Things to do in Portsmouth North Carolina may not be the typical list you’d expect when planning a visit to the coast, but this unique and eerie ghost town has plenty to offer for history buffs and adventure seekers alike. Most people who visit the coast of North Carolina don’t realize there’s a modern-day ghost town on one of the state’s barrier islands. Abandoned in 1971, Portsmouth was a community located on Portsmouth Island.
Today, this North Carolina ghost town is accessible by way of boat and visitors can freely explore the island.
Established in 1753, the tiny town of Portsmouth was instrumental in Colonial shipping and served as a fishing hub as well.
By 1840, the town had been granted its own post office. And by 1860 the population peaked at 685 residents. But the peak would not last.

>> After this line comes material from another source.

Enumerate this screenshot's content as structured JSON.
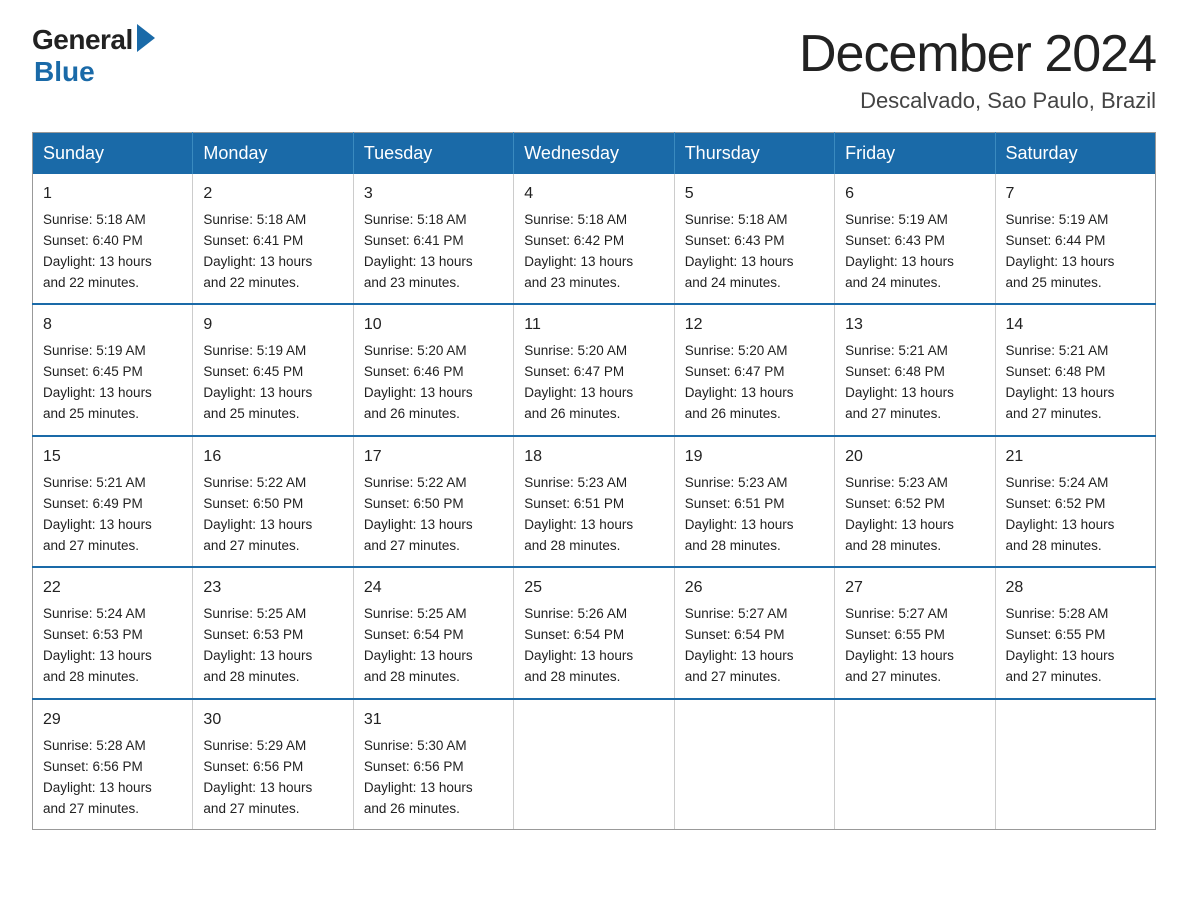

Hurricanes are partially to blame for Portsmouth’s residents moving off the island for better shelter on the mainland. And when the post office closed in 1959 it dealt a blow to the residents.

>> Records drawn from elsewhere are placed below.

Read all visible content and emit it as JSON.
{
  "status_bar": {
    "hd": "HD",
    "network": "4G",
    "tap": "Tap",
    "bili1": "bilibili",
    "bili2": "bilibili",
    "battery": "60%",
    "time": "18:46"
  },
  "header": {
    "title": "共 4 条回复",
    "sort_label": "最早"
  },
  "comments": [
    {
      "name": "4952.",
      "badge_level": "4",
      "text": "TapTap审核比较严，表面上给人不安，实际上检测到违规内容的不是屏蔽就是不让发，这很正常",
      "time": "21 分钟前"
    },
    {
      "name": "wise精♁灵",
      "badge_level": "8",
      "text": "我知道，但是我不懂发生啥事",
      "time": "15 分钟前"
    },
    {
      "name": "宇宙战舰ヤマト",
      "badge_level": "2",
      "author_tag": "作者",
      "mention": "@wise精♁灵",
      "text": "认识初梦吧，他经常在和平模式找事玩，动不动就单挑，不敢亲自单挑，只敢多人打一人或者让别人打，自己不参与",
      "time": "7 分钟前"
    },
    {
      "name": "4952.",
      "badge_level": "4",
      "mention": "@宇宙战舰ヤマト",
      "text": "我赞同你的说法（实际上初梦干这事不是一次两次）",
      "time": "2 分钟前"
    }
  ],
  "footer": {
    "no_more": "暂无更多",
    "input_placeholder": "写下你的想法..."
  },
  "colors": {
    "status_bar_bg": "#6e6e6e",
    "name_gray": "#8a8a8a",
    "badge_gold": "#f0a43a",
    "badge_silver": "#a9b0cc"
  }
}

Another blow occurred even earlier when in 1937, the U.S. Life Saving Station (circa 1894) was decommissioned.
Over the last 60 or 70 years the remaining residents either passed away or moved off Portsmouth Island. The final two residents to leave did so in 1971, effectively turning this old shipping and fishing village into a modern-day ghost town.
Today, Portsmouth and Portsmouth Island are part of the Cape Lookout National Seashore, which maintains the island and the 21 buildings still standing.
One of them, the old Salter House, has been turned into a Visitor Center. It’s open to visitors during the summer. Also open all summer long are the old post office and general store, church, one-room school, the Henry Pigott house, and the Life Saving Station. Visitors are encouraged to explore all of the open buildings and are even allowed to camp overnight on the beach (but not in the village).
Of note: we did mention the only way to get here is by boat. So if you see some vehicles over on the beach, just know they drove through water to get here.
The road leading to Portsmouth Island is now almost always covered by a foot of water. Driving here, even in a high-clearance vehicle, is not recommended.
It’s about a 30-minute boat ride from Okracoke to Portsmouth Island.
If you’d like to take a boat tour from Okracoke over to Portsmouth Island, Visit North Carolina recommends using this tour company. You can also learn more about visiting Portsmouth Island and Portsmouth Village by visiting the National Park Service on the web.
Have you ever visited this modern-day North Carolina ghost town? What did you think? Do you have a favorite place you would like to share?